Nigeria's Obasanjo takes plans for democracy on the road
Clinton meeting 'very encouraging'
March 30, 1999
WASHINGTON (CNN) -- President-elect Olesegun Obasanjo of Nigeria met with U.S. President Bill Clinton on Tuesday and said he will build democracy in his West African nation despite "the views and the thinking of the skeptics" who say corruption will endure.
"We discussed the transition in Nigeria. The president reaffirmed the interest of the U.S. in democracy in Africa," Obasanjo told reporters after the meeting.
"The reception that we had was very encouraging, very warm, and really at this stage you cannot ask for more," he added.
Obasanjo, who is on a world tour aimed at restoring international confidence in Nigeria, talked with Clinton for roughly a half hour about establishing democratic rule in Nigeria.
The White House said the meeting "highlighted the broad and increasing cooperation between our two governments."

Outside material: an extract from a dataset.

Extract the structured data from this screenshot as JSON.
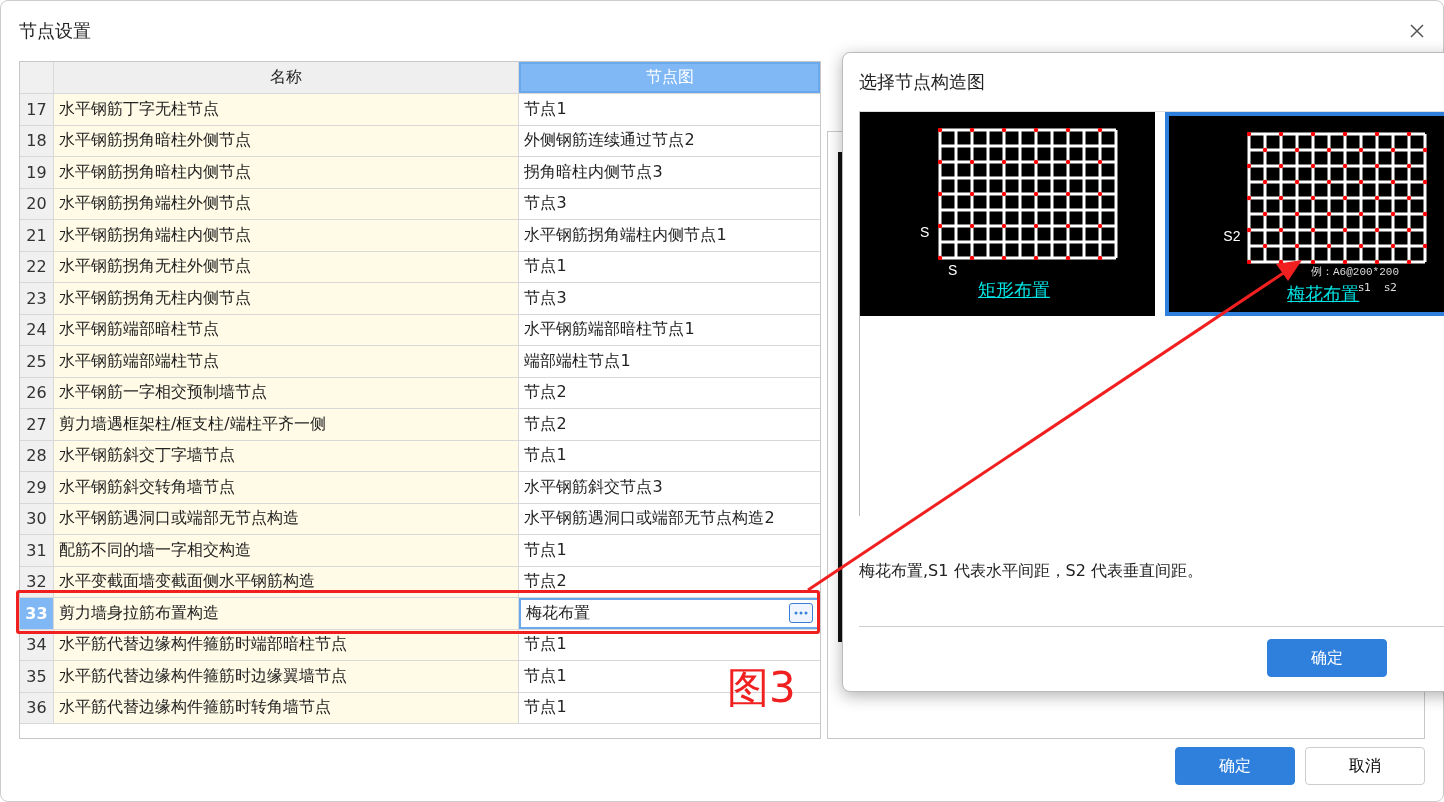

"The United States is determined to help Nigeria take its place as a democratic and economic leader," it added.
The talks also covered Nigeria's regional peacekeeping work and its economic reforms, a White House statement said.
Obasanjo said he would work to eliminate crime and drug trafficking, as well as the rampant corruption that has placed Nigeria high among the world's most corrupt countries and imperiled it for most of its existence.

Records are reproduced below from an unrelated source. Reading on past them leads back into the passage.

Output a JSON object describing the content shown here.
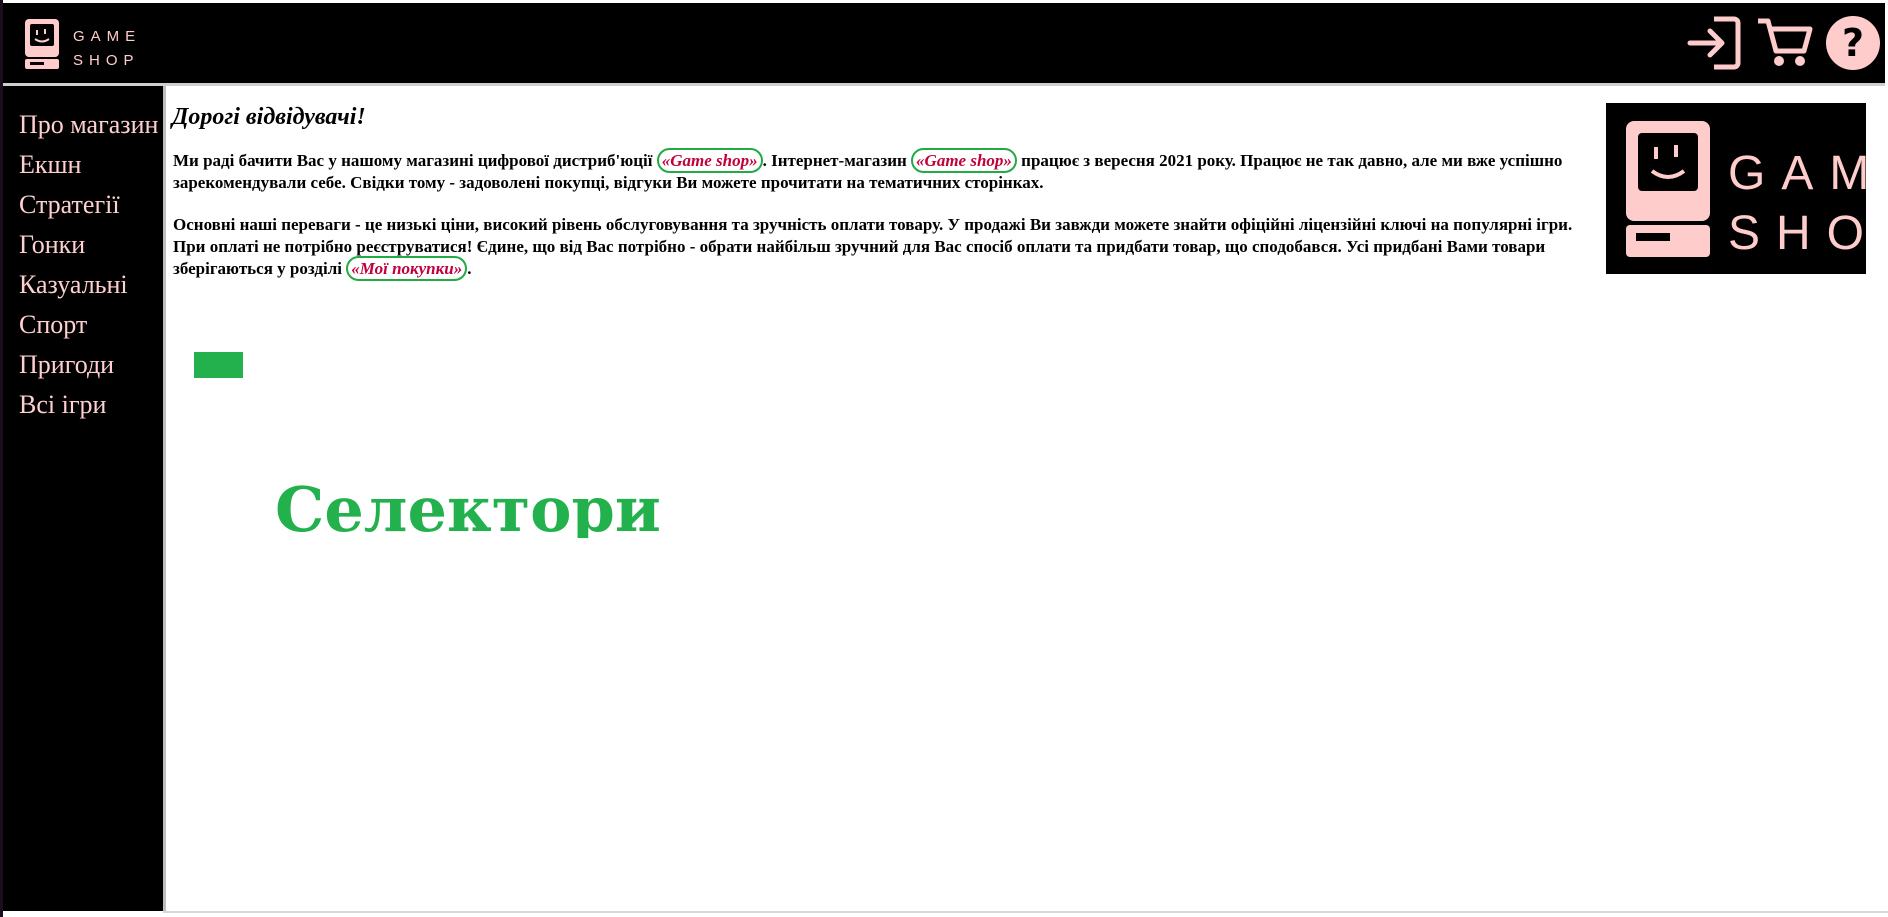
{
  "header": {
    "logo_text_line1": "GAME",
    "logo_text_line2": "SHOP",
    "icons": [
      "login-icon",
      "cart-icon",
      "help-icon"
    ]
  },
  "sidebar": {
    "items": [
      {
        "label": "Про магазин"
      },
      {
        "label": "Екшн"
      },
      {
        "label": "Стратегії"
      },
      {
        "label": "Гонки"
      },
      {
        "label": "Казуальні"
      },
      {
        "label": "Спорт"
      },
      {
        "label": "Пригоди"
      },
      {
        "label": "Всі ігри"
      }
    ]
  },
  "main": {
    "greeting": "Дорогі відвідувачі!",
    "para1": {
      "part1": "Ми раді бачити Вас у нашому магазині цифрової дистриб'юції ",
      "link1": "«Game shop»",
      "part2": ". Інтернет-магазин ",
      "link2": "«Game shop»",
      "part3": " працює з вересня 2021 року. Працює не так давно, але ми вже успішно зарекомендували себе. Свідки тому - задоволені покупці, відгуки Ви можете прочитати на тематичних сторінках."
    },
    "para2": {
      "part1": "Основні наші переваги - це низькі ціни, високий рівень обслуговування та зручність оплати товару. У продажі Ви завжди можете знайти офіційні ліцензійні ключі на популярні ігри. При оплаті не потрібно реєструватися! Єдине, що від Вас потрібно - обрати найбільш зручний для Вас спосіб оплати та придбати товар, що сподобався. Усі придбані Вами товари зберігаються у розділі ",
      "link": "«Мої покупки»",
      "part2": "."
    },
    "big_logo_line1": "GAME",
    "big_logo_line2": "SHOP",
    "heading": "Селектори"
  },
  "colors": {
    "accent_pink": "#ffd0d0",
    "link_red": "#c2003a",
    "green": "#22b14c",
    "background_dark": "#000000"
  }
}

"I understand and sympathize with the skeptics, but I don't go by the views and the thinking of the skeptics," Obasanjo said.
The Nigerian president-elect's specific anti-corruption plans include setting up an agency and a special tribunal that will have the power to search for cases of "ill-gotten wealth," and deal with them appropriately.

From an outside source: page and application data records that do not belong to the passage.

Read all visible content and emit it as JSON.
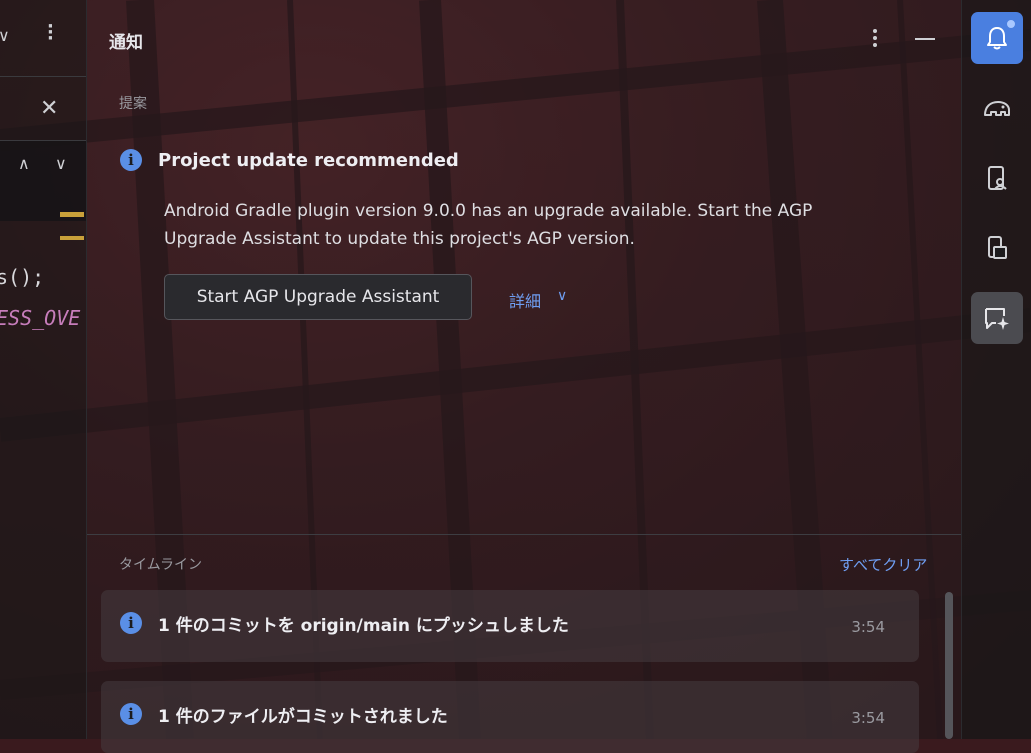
{
  "editor": {
    "code_line1": "s();",
    "code_line2": "ESS_OVE"
  },
  "panel": {
    "title": "通知",
    "suggestions_header": "提案",
    "timeline_header": "タイムライン",
    "clear_all_label": "すべてクリア"
  },
  "suggestion": {
    "title": "Project update recommended",
    "body": "Android Gradle plugin version 9.0.0 has an upgrade available. Start the AGP Upgrade Assistant to update this project's AGP version.",
    "button_label": "Start AGP Upgrade Assistant",
    "more_label": "詳細"
  },
  "timeline": [
    {
      "text": "1 件のコミットを origin/main にプッシュしました",
      "time": "3:54"
    },
    {
      "text": "1 件のファイルがコミットされました",
      "time": "3:54"
    }
  ],
  "toolstrip": {
    "items": [
      "bell-icon",
      "gradle-elephant-icon",
      "device-manager-icon",
      "running-devices-icon",
      "ai-chat-icon"
    ]
  },
  "colors": {
    "accent": "#4a7fe0",
    "link": "#6f9ef2",
    "info": "#5a8fe6"
  }
}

Obasanjo later met with U.S. Treasury Secretary Robert Rubin, as well as officials from the International Monetary Fund and the World Bank.
Nigeria, Africa's most populous nation, is regarded by the Clinton administration as a potential force for political stability in the rest of the continent. The United States welcomed last month's Nigerian elections, which will bring into power the first democratic government in more than 15 years.
Washington already has lifted restrictions on visas for Nigerian officials and has certified it as a country cooperating with the United States on drug trafficking.
Obasanjo had been jailed by Nigerian dictator Gen. Sani Abacha, who died last June. After Abacha died, his successor, Gen. Abdulasalam Abubakar, steered Nigeria toward civilian rule. Obasanjo was elected in February.
Reuters contributed to this report.
IMF pledges quick aid if Nigeria sticks to reforms
|Back to the top||
© 2001 Cable News Network. All Rights Reserved.|
Terms under which this service is provided to you.
Read our privacy guidelines.